Start of Raw data
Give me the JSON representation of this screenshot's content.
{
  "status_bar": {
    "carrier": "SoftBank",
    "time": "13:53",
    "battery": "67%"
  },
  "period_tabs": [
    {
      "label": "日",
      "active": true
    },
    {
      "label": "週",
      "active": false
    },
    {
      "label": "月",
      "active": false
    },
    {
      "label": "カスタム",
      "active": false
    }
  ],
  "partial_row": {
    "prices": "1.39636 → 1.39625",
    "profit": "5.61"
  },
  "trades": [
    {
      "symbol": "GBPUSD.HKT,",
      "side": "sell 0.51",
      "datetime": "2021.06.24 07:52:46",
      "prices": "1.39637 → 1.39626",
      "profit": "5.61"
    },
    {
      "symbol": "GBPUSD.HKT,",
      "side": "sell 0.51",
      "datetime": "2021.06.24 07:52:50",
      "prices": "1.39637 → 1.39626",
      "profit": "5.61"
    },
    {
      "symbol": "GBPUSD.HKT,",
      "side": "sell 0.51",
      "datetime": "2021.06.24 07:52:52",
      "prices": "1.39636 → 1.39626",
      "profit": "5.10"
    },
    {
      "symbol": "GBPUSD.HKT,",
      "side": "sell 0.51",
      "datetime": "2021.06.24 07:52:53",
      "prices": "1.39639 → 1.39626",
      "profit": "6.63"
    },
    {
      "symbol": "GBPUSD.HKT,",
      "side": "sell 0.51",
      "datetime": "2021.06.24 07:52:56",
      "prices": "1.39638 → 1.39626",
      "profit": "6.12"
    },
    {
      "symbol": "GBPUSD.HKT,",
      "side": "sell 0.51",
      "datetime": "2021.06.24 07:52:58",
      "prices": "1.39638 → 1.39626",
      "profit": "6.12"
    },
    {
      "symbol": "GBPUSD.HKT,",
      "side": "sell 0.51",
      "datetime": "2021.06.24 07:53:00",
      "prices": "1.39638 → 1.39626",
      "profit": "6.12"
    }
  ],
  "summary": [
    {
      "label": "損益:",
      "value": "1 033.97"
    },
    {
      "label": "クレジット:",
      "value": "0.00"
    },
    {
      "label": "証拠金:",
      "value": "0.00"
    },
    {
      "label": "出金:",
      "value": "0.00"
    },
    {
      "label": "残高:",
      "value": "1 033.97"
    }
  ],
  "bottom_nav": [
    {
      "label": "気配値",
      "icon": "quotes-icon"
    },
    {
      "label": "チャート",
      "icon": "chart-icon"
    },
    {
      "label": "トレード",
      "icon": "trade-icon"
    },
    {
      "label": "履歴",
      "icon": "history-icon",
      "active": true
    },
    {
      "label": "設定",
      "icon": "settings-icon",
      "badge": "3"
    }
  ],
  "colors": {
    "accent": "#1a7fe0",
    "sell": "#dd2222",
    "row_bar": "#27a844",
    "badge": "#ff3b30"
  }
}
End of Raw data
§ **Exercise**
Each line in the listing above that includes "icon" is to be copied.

§ **Output for this exercise**
      "icon": "quotes-icon"
      "icon": "chart-icon"
      "icon": "trade-icon"
      "icon": "history-icon",
      "icon": "settings-icon",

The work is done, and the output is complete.